CARB awards $20 million in Cap-and-Trade funding to zero-emission technology demonstrations in freight, farm and passenger transportation

SACRAMENTO – The California Air Resources Board has awarded $20 million in grants to accelerate California’s transition to zero-emission off-road equipment in the freight, agriculture and waterborne mass transit sectors, furthering California’s effort to put Cap-and-Trade auction proceeds to work strengthening the economy and cleaning the air.

Projects awarded funding include a battery-electric locomotive at the Port of Los Angeles, a hydrogen fuel cell-powered ferry providing passenger service between the Ports of San Francisco, Oakland, Redwood City and Martinez, battery-electric tractors in the San Joaquin Valley, and zero-emission cargo handling equipment at three California ports (Los Angeles, Long Beach and Stockton).

The projects are part of California Climate Investments, a statewide program that puts billions of Cap-and-Trade dollars to work reducing greenhouse gas emissions, strengthening the economy and improving public health and the environment — particularly in disadvantaged communities. All of the recently funded off-road advanced-technology demonstration projects directly benefit disadvantaged communities.

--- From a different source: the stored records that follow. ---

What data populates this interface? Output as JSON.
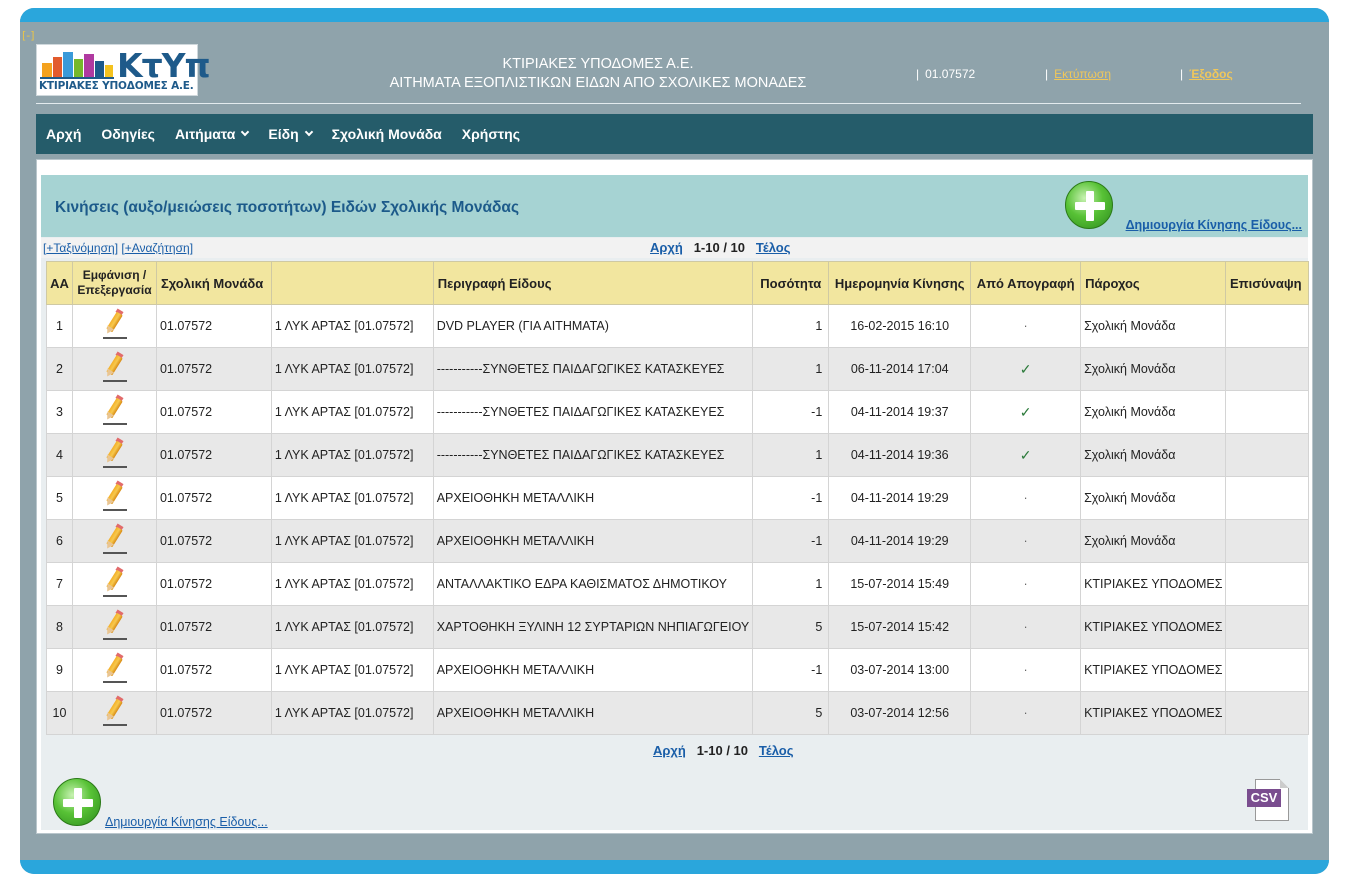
{
  "header": {
    "collapse_label": "[-]",
    "logo_text": "ΚτΥπ",
    "logo_subtitle": "ΚΤΙΡΙΑΚΕΣ ΥΠΟΔΟΜΕΣ Α.Ε.",
    "title_line1": "ΚΤΙΡΙΑΚΕΣ ΥΠΟΔΟΜΕΣ Α.Ε.",
    "title_line2": "ΑΙΤΗΜΑΤΑ ΕΞΟΠΛΙΣΤΙΚΩΝ ΕΙΔΩΝ ΑΠΟ ΣΧΟΛΙΚΕΣ ΜΟΝΑΔΕΣ",
    "separator": "|",
    "user_code": "01.07572",
    "print_label": "Εκτύπωση",
    "exit_label": "Έξοδος"
  },
  "nav": {
    "items": [
      {
        "label": "Αρχή",
        "dropdown": false
      },
      {
        "label": "Οδηγίες",
        "dropdown": false
      },
      {
        "label": "Αιτήματα",
        "dropdown": true
      },
      {
        "label": "Είδη",
        "dropdown": true
      },
      {
        "label": "Σχολική Μονάδα",
        "dropdown": false
      },
      {
        "label": "Χρήστης",
        "dropdown": false
      }
    ]
  },
  "section": {
    "title": "Κινήσεις (αυξο/μειώσεις ποσοτήτων) Ειδών Σχολικής Μονάδας",
    "create_label": "Δημιουργία Κίνησης Είδους..."
  },
  "toolbar": {
    "sort_label": "+Ταξινόμηση",
    "search_label": "+Αναζήτηση"
  },
  "pager": {
    "first": "Αρχή",
    "range": "1-10 / 10",
    "last": "Τέλος"
  },
  "table": {
    "headers": [
      "ΑΑ",
      "Εμφάνιση / Επεξεργασία",
      "Σχολική Μονάδα",
      "",
      "Περιγραφή Είδους",
      "Ποσότητα",
      "Ημερομηνία Κίνησης",
      "Από Απογραφή",
      "Πάροχος",
      "Επισύναψη"
    ],
    "rows": [
      {
        "aa": "1",
        "unit": "01.07572",
        "unit_name": "1 ΛΥΚ ΑΡΤΑΣ [01.07572]",
        "desc": "DVD PLAYER (ΓΙΑ ΑΙΤΗΜΑΤΑ)",
        "qty": "1",
        "date": "16-02-2015 16:10",
        "inventory": "·",
        "provider": "Σχολική Μονάδα",
        "attach": ""
      },
      {
        "aa": "2",
        "unit": "01.07572",
        "unit_name": "1 ΛΥΚ ΑΡΤΑΣ [01.07572]",
        "desc": "-----------ΣΥΝΘΕΤΕΣ ΠΑΙΔΑΓΩΓΙΚΕΣ ΚΑΤΑΣΚΕΥΕΣ",
        "qty": "1",
        "date": "06-11-2014 17:04",
        "inventory": "✓",
        "provider": "Σχολική Μονάδα",
        "attach": ""
      },
      {
        "aa": "3",
        "unit": "01.07572",
        "unit_name": "1 ΛΥΚ ΑΡΤΑΣ [01.07572]",
        "desc": "-----------ΣΥΝΘΕΤΕΣ ΠΑΙΔΑΓΩΓΙΚΕΣ ΚΑΤΑΣΚΕΥΕΣ",
        "qty": "-1",
        "date": "04-11-2014 19:37",
        "inventory": "✓",
        "provider": "Σχολική Μονάδα",
        "attach": ""
      },
      {
        "aa": "4",
        "unit": "01.07572",
        "unit_name": "1 ΛΥΚ ΑΡΤΑΣ [01.07572]",
        "desc": "-----------ΣΥΝΘΕΤΕΣ ΠΑΙΔΑΓΩΓΙΚΕΣ ΚΑΤΑΣΚΕΥΕΣ",
        "qty": "1",
        "date": "04-11-2014 19:36",
        "inventory": "✓",
        "provider": "Σχολική Μονάδα",
        "attach": ""
      },
      {
        "aa": "5",
        "unit": "01.07572",
        "unit_name": "1 ΛΥΚ ΑΡΤΑΣ [01.07572]",
        "desc": "ΑΡΧΕΙΟΘΗΚΗ ΜΕΤΑΛΛΙΚΗ",
        "qty": "-1",
        "date": "04-11-2014 19:29",
        "inventory": "·",
        "provider": "Σχολική Μονάδα",
        "attach": ""
      },
      {
        "aa": "6",
        "unit": "01.07572",
        "unit_name": "1 ΛΥΚ ΑΡΤΑΣ [01.07572]",
        "desc": "ΑΡΧΕΙΟΘΗΚΗ ΜΕΤΑΛΛΙΚΗ",
        "qty": "-1",
        "date": "04-11-2014 19:29",
        "inventory": "·",
        "provider": "Σχολική Μονάδα",
        "attach": ""
      },
      {
        "aa": "7",
        "unit": "01.07572",
        "unit_name": "1 ΛΥΚ ΑΡΤΑΣ [01.07572]",
        "desc": "ΑΝΤΑΛΛΑΚΤΙΚΟ ΕΔΡΑ ΚΑΘΙΣΜΑΤΟΣ ΔΗΜΟΤΙΚΟΥ",
        "qty": "1",
        "date": "15-07-2014 15:49",
        "inventory": "·",
        "provider": "ΚΤΙΡΙΑΚΕΣ ΥΠΟΔΟΜΕΣ",
        "attach": ""
      },
      {
        "aa": "8",
        "unit": "01.07572",
        "unit_name": "1 ΛΥΚ ΑΡΤΑΣ [01.07572]",
        "desc": "ΧΑΡΤΟΘΗΚΗ ΞΥΛΙΝΗ 12 ΣΥΡΤΑΡΙΩΝ ΝΗΠΙΑΓΩΓΕΙΟΥ",
        "qty": "5",
        "date": "15-07-2014 15:42",
        "inventory": "·",
        "provider": "ΚΤΙΡΙΑΚΕΣ ΥΠΟΔΟΜΕΣ",
        "attach": ""
      },
      {
        "aa": "9",
        "unit": "01.07572",
        "unit_name": "1 ΛΥΚ ΑΡΤΑΣ [01.07572]",
        "desc": "ΑΡΧΕΙΟΘΗΚΗ ΜΕΤΑΛΛΙΚΗ",
        "qty": "-1",
        "date": "03-07-2014 13:00",
        "inventory": "·",
        "provider": "ΚΤΙΡΙΑΚΕΣ ΥΠΟΔΟΜΕΣ",
        "attach": ""
      },
      {
        "aa": "10",
        "unit": "01.07572",
        "unit_name": "1 ΛΥΚ ΑΡΤΑΣ [01.07572]",
        "desc": "ΑΡΧΕΙΟΘΗΚΗ ΜΕΤΑΛΛΙΚΗ",
        "qty": "5",
        "date": "03-07-2014 12:56",
        "inventory": "·",
        "provider": "ΚΤΙΡΙΑΚΕΣ ΥΠΟΔΟΜΕΣ",
        "attach": ""
      }
    ]
  },
  "footer": {
    "create_label": "Δημιουργία Κίνησης Είδους...",
    "csv_label": "CSV"
  },
  "icons": {
    "edit": "pencil-icon",
    "create": "plus-circle-icon",
    "export": "csv-file-icon",
    "checked": "checkmark-icon"
  },
  "colors": {
    "frame": "#8fa3ab",
    "frame_border": "#2aa6dc",
    "nav": "#255c6a",
    "section_head": "#a6d3d3",
    "table_header": "#f2e69f",
    "link": "#1a5ea8",
    "header_link": "#f0c75a"
  }
}
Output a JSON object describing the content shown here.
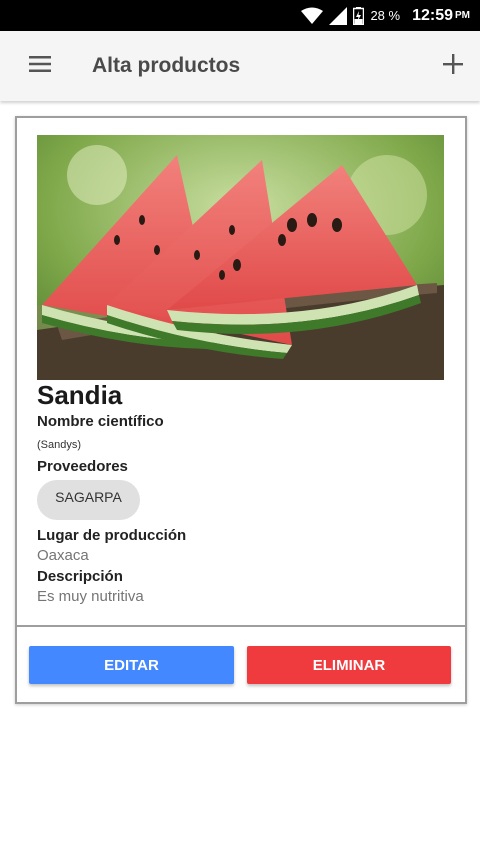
{
  "status_bar": {
    "battery_percent": "28 %",
    "time": "12:59",
    "ampm": "PM"
  },
  "app_bar": {
    "title": "Alta productos",
    "menu_icon": "hamburger-menu-icon",
    "add_icon": "plus-icon"
  },
  "product": {
    "name": "Sandia",
    "image": "watermelon-slices-photo",
    "scientific_name_label": "Nombre científico",
    "scientific_name": "(Sandys)",
    "suppliers_label": "Proveedores",
    "suppliers": [
      "SAGARPA"
    ],
    "production_place_label": "Lugar de producción",
    "production_place": "Oaxaca",
    "description_label": "Descripción",
    "description": "Es muy nutritiva"
  },
  "actions": {
    "edit_label": "EDITAR",
    "delete_label": "ELIMINAR"
  },
  "colors": {
    "edit_button": "#4488ff",
    "delete_button": "#ef3b3e",
    "chip_background": "#e0e0e0"
  }
}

“These grants allow California to demonstrate promising cutting edge technologies on the cusp of commercialization,” CARB Executive Officer Richard Corey said. “Zero-emission technologies help to reduce harmful emissions around our ports and other communities disproportionately impacted by pollution.”

Three projects demonstrate zero-emission cargo-handling equipment:

  • Fuel-cell powered top loader with wireless inductive charging at the Port of Los Angeles (Project cost: $8.8 million; Cap-and-Trade grant: $6.5 million; Grantee: Center for Transportation and the Environment);

  • Three battery-electric top handlers and two zero-emission yard trucks (fuel cell and battery-electric) at the Port of Long Beach (Cost $8.3 million; Grant: $5.3 million; Grantee: City of Long Beach Harbor Department); and

  • Two battery-electric high lift-capacity forklifts at the Port of Stockton (Cost: $1.2 million; Grant: $772,555; Grantee: San Joaquin Valley Air Pollution Control District).

Fuel cell range-extended top loader with wireless inductive charging to be developed and deployed by Hyster Yale Group Inc., Nuvera Fuel Cells LLC and partners for Center for Transportation and the Environment's demonstration project at Port of Los Angeles

Battery-electric high-lift-capacity forklift to be deployed at Port of Stockton by DANNAR, ChargePoint for San Joaquin Valley Air Pollution Control District's Zero-Emission Cargo Handling Demonstration Project

Other projects include:

  • Battery-electric switcher locomotive at the Port of Los Angeles (Cost: $3.8 million; Grant: $2.8 million; Grantee: The Los Angeles Harbor Department)

  • Hydrogen fuel cell passenger ferry in the Bay Area (Cost: $5.5 million; Grant: $3 million; Grantee: Bay Area Air Quality Management District)

  • Four battery-electric tractors and one battery-electric Class 6 truck that will act as a mobile recharger in the San Joaquin Valley (Cost: $2.3 million; Grant: $1.5 million; Grantee: Project Clean Air)

Hydrogen fuel cell ferry will provide passenger service between Port of San Francisco, Port of Oakland, Port of Redwood City and City of Martinez

All projects will have met required demonstration project milestones by March 2020.

California’s Off-Road Advanced Technology Demonstration Projects  help accelerate the next generation of advanced technology vehicles, equipment, or emission controls that are not yet commercialized. Projects reduce climate-changing gases, criteria pollutants and toxic air contaminants. Along with the On-Road Advanced Technology Demonstration Projects, Off-Road projects are part of a $34 million allocation for freight demonstration projects in California.